▶ Task instructions:
Reproduce the whole listing exactly, omitting any picture it holds.

▶ Input for this task:
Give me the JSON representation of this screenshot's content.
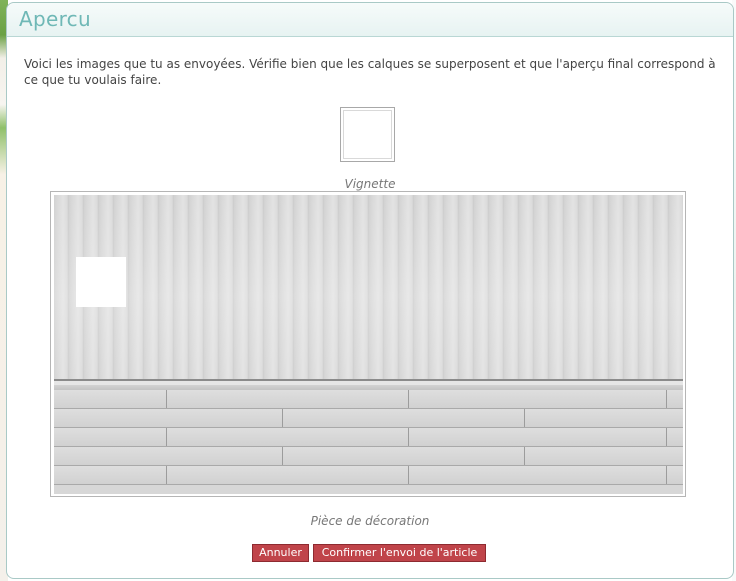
{
  "dialog": {
    "title": "Apercu",
    "intro": "Voici les images que tu as envoyées. Vérifie bien que les calques se superposent et que l'aperçu final correspond à ce que tu voulais faire.",
    "thumbnail_caption": "Vignette",
    "room_caption": "Pièce de décoration",
    "buttons": {
      "cancel": "Annuler",
      "confirm": "Confirmer l'envoi de l'article"
    }
  },
  "colors": {
    "title_text": "#6fb8b6",
    "button_bg": "#c0444a"
  }
}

▶ Written solution:
Give me the JSON representation of this screenshot's content.
{
  "dialog": {
    "title": "Apercu",
    "intro": "Voici les images que tu as envoyées. Vérifie bien que les calques se superposent et que l'aperçu final correspond à ce que tu voulais faire.",
    "thumbnail_caption": "Vignette",
    "room_caption": "Pièce de décoration",
    "buttons": {
      "cancel": "Annuler",
      "confirm": "Confirmer l'envoi de l'article"
    }
  },
  "colors": {
    "title_text": "#6fb8b6",
    "button_bg": "#c0444a"
  }
}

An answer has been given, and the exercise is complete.